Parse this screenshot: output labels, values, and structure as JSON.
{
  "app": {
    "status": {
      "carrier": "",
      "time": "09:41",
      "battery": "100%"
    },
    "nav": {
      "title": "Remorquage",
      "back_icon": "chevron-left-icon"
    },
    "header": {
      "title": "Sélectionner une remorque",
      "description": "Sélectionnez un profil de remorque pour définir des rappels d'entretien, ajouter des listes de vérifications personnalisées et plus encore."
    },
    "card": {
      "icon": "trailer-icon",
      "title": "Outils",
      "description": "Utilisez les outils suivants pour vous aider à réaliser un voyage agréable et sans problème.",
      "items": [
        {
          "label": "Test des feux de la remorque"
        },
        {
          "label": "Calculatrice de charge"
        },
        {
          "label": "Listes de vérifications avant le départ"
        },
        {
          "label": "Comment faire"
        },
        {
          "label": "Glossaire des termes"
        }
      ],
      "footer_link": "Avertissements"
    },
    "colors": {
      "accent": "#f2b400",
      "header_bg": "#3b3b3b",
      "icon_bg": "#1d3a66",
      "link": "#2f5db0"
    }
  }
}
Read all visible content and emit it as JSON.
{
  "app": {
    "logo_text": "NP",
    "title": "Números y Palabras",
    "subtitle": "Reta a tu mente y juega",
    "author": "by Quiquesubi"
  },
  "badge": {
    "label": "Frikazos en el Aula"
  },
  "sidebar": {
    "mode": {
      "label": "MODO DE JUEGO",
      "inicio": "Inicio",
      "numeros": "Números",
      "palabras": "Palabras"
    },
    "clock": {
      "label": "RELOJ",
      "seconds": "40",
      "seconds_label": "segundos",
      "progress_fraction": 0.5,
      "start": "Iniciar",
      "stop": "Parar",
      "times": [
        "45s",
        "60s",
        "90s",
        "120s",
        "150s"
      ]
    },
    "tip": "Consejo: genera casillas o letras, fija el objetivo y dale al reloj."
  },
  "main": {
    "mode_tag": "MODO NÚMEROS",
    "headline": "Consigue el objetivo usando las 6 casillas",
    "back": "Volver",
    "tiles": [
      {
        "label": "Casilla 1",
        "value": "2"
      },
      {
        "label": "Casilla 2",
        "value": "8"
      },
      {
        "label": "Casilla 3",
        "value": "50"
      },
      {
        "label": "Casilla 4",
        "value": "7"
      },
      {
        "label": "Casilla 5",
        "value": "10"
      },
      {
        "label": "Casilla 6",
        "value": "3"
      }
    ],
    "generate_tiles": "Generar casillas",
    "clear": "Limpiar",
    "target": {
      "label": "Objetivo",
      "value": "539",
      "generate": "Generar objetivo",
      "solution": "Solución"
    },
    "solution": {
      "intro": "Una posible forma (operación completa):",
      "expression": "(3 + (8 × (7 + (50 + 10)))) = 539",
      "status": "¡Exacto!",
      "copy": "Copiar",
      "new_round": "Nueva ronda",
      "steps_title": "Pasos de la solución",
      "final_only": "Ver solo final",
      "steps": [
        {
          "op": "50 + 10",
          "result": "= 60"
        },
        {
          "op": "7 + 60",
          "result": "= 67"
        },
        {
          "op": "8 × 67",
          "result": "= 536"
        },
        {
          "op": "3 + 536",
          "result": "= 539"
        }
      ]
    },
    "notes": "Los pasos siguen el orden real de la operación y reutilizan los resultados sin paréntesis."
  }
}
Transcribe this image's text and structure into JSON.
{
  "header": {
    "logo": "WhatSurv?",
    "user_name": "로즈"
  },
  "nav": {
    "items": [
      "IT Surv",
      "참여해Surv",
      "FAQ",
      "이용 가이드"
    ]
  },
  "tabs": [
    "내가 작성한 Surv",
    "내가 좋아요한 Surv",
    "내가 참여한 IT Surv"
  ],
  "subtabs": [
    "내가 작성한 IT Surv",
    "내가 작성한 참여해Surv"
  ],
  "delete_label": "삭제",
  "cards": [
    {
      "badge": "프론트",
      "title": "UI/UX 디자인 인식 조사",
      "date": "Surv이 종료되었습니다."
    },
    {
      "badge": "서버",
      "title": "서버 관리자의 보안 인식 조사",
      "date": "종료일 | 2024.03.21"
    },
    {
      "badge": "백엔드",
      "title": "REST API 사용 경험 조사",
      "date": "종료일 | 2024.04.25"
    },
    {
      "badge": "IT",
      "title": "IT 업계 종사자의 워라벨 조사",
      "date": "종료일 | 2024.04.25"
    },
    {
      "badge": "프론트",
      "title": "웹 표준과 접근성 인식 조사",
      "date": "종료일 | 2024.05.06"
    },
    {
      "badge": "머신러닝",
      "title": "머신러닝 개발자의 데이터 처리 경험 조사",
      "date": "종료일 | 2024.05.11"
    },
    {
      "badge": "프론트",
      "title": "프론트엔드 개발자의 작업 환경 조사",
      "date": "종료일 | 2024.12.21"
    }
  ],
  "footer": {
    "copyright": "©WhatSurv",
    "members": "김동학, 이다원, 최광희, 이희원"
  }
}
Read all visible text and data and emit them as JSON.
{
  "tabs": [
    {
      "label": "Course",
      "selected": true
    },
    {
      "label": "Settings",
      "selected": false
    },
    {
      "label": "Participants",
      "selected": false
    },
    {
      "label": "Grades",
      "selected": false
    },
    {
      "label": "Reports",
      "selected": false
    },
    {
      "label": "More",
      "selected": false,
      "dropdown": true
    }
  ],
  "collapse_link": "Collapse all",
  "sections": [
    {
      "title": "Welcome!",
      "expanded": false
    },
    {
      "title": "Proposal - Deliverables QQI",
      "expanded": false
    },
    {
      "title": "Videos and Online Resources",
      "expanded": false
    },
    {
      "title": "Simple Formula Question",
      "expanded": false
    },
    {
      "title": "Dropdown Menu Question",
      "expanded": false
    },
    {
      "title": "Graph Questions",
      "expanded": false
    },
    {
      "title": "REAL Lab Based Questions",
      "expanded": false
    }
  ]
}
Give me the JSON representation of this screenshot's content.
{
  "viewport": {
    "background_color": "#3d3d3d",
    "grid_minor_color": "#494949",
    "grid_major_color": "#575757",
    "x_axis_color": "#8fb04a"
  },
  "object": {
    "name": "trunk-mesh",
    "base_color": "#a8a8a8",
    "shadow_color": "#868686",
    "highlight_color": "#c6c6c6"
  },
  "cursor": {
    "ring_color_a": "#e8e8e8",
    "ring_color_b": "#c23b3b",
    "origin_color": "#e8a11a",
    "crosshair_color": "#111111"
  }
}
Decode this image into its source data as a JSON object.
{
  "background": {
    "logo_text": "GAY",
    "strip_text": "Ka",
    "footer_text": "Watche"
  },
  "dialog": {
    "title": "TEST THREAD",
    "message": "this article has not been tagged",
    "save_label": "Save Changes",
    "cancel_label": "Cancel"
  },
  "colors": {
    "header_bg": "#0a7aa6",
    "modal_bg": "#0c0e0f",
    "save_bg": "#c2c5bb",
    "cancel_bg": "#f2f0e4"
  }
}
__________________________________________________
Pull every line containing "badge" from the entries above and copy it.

__Response box__.
  "badge": {
      "badge": "프론트",
      "badge": "서버",
      "badge": "백엔드",
      "badge": "IT",
      "badge": "프론트",
      "badge": "머신러닝",
      "badge": "프론트",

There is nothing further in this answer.